Child support laws exist to ensure that mothers and fathers support their children, even if the children are not living with both biological parents.
They do not require parents to be married to establish an award, only paternity or maternity must be proven for an obligation to be found. Once paternity is established, usually through a DNA test, courts follow state-mandated guidelines or court determinations in determining an award.
In child support actions, one parent is usually designated as the custodial parent, and accorded the role of primary caregiver. The other parent, or non-custodial parent, is regarded by the laws as the non-custodial parent and remains obligated to pay a proportion of the costs involved in raising the child. In some joint custody cases, where the role of primary caregiver is split equally, laws may dictate that one parent continue to pay for support, if there is a significant disparity in the two parents’ incomes.
Child laws vary from jurisdiction to jurisdiction and there are many approaches to determining the amount of award payments. Many states consider multiple several factors when determining support, such as the income of the parents, the number and ages of children living at home, basic living expenses and school costs. If the child has special needs, the laws may take costs involved with caring for these childrens’ exceptional situation into consideration.
They may provide for the earmarking of funds for specific items, such as school fees, day care or medical expenses. These laws serve to make custodial parents more accountable for the money they receive from non-custodial parents, and ensure that the children get what they need. For example, in some jurisdictions may require parents to pay tuition fees directly to their child’s school, rather than remitting money to the custodial parent.
Each parent may also be required to assume a percentage of expenses for various needs. For instance, in the U. S. state of Massachusetts, custodial parents are required to pay for the first $100 of annual uninsured medical costs incurred by each child before non-custodial parents are charged. Often, non-custodial parents may be required to add their children to their health insurance plans. This is done to reduce the number of children receiving public assistance.
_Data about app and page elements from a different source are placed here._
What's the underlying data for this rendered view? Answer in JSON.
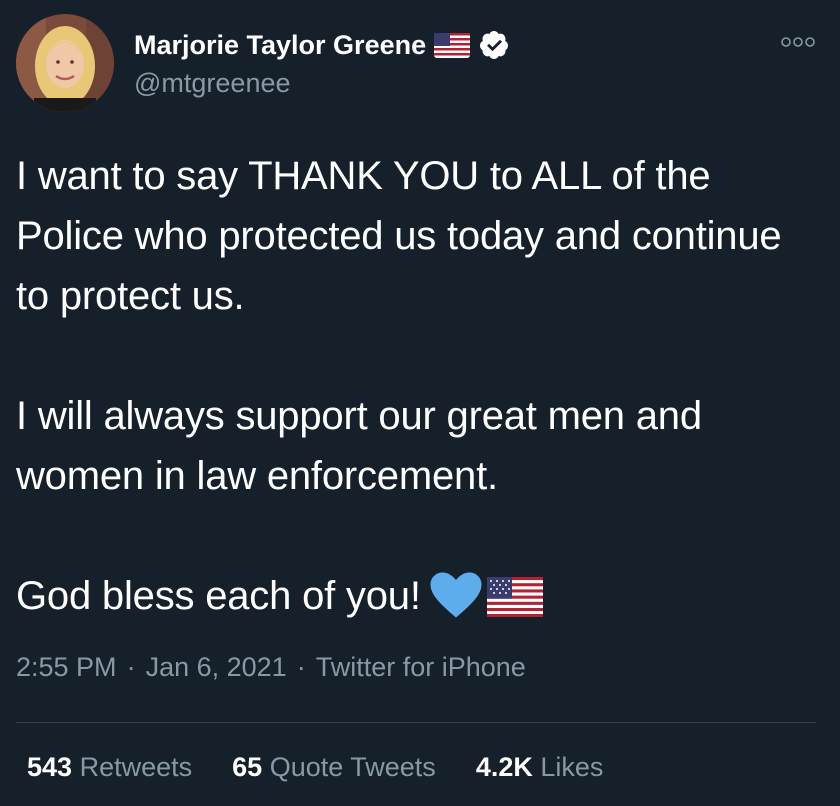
{
  "author": {
    "display_name": "Marjorie Taylor Greene",
    "handle": "@mtgreenee"
  },
  "icons": {
    "name_emoji": "us-flag-icon",
    "verified": "verified-badge-icon",
    "more": "more-options-icon",
    "heart": "blue-heart-emoji-icon",
    "flag": "us-flag-icon"
  },
  "tweet": {
    "paragraphs": [
      "I want to say THANK YOU to ALL of the Police who protected us today and continue to protect us.",
      "I will always support our great men and women in law enforcement.",
      "God bless each of you!"
    ]
  },
  "meta": {
    "time": "2:55 PM",
    "separator": "·",
    "date": "Jan 6, 2021",
    "source": "Twitter for iPhone"
  },
  "stats": {
    "retweets_count": "543",
    "retweets_label": "Retweets",
    "quotes_count": "65",
    "quotes_label": "Quote Tweets",
    "likes_count": "4.2K",
    "likes_label": "Likes"
  },
  "colors": {
    "background": "#15202b",
    "text": "#ffffff",
    "secondary_text": "#8899a6",
    "divider": "#38444d",
    "heart": "#5dadec"
  }
}
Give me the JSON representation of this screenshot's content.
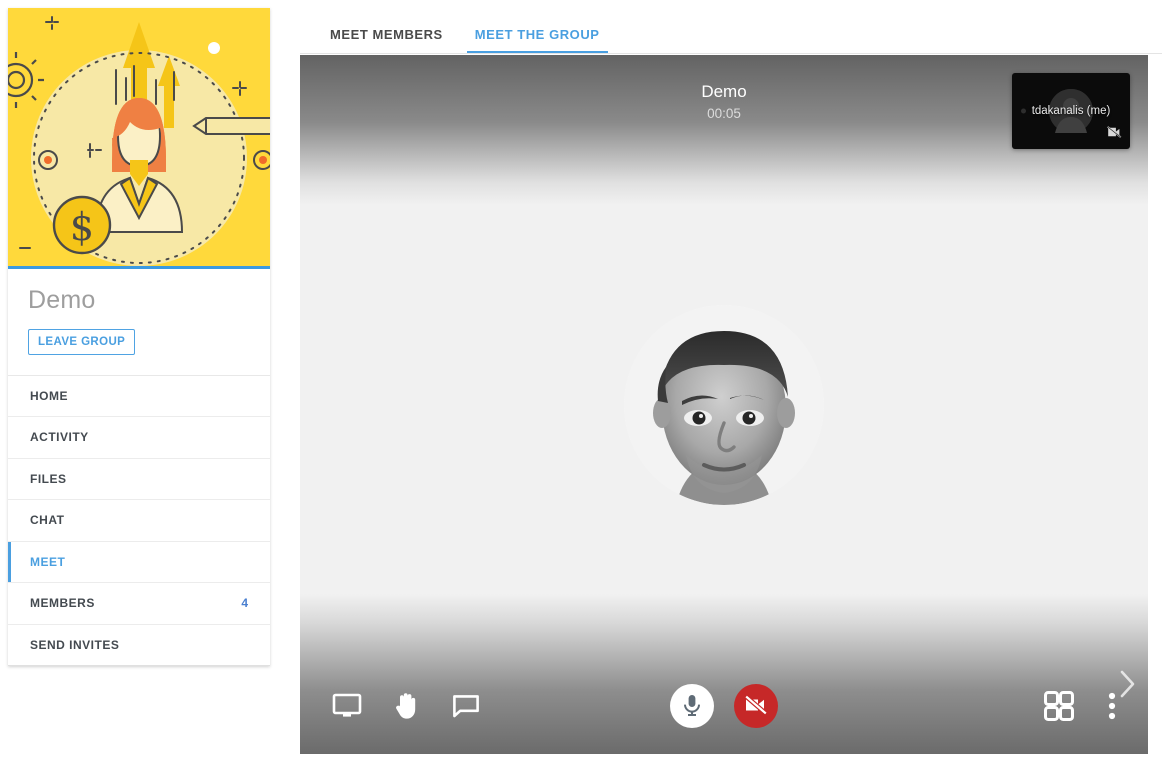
{
  "sidebar": {
    "cover_alt": "group-cover-illustration",
    "group_name": "Demo",
    "leave_label": "LEAVE GROUP",
    "nav": [
      {
        "label": "HOME",
        "badge": "",
        "active": false,
        "name": "home"
      },
      {
        "label": "ACTIVITY",
        "badge": "",
        "active": false,
        "name": "activity"
      },
      {
        "label": "FILES",
        "badge": "",
        "active": false,
        "name": "files"
      },
      {
        "label": "CHAT",
        "badge": "",
        "active": false,
        "name": "chat"
      },
      {
        "label": "MEET",
        "badge": "",
        "active": true,
        "name": "meet"
      },
      {
        "label": "MEMBERS",
        "badge": "4",
        "active": false,
        "name": "members"
      },
      {
        "label": "SEND INVITES",
        "badge": "",
        "active": false,
        "name": "send-invites"
      }
    ]
  },
  "tabs": [
    {
      "label": "MEET MEMBERS",
      "active": false
    },
    {
      "label": "MEET THE GROUP",
      "active": true
    }
  ],
  "meeting": {
    "name": "Demo",
    "timer": "00:05",
    "self_view": {
      "name": "tdakanalis (me)",
      "camera_off_icon": "videocam-off-icon"
    },
    "speaker_avatar": "participant-portrait"
  },
  "controls": {
    "left": [
      {
        "name": "screen-share-icon",
        "label": "Share screen"
      },
      {
        "name": "raise-hand-icon",
        "label": "Raise hand"
      },
      {
        "name": "chat-icon",
        "label": "Chat"
      }
    ],
    "center": [
      {
        "name": "microphone-icon",
        "label": "Microphone"
      },
      {
        "name": "videocam-off-icon",
        "label": "Camera off"
      }
    ],
    "right": [
      {
        "name": "grid-view-icon",
        "label": "Tile view"
      },
      {
        "name": "more-options-icon",
        "label": "More options"
      }
    ],
    "next_arrow": "chevron-right-icon"
  },
  "colors": {
    "accent_blue": "#4a9fe0",
    "cover_yellow": "#ffd93b",
    "camera_off_red": "#c62828",
    "stage_bg": "#f1f1f1",
    "title_gray": "#9e9e9e"
  }
}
Most laws provide a mechanism that will imprison a non-custodial parent if they fail to pay their amount due. Non-custodial parents can be sentenced to jail time for up to six months for non-payment. While incarcerated, the parents are still responsible for the amount due and future payments. Child support laws often do not make provisions for if a non-custodial parent is unemployed, filing for bankruptcy, or even homeless — child support must be paid and will be enforced.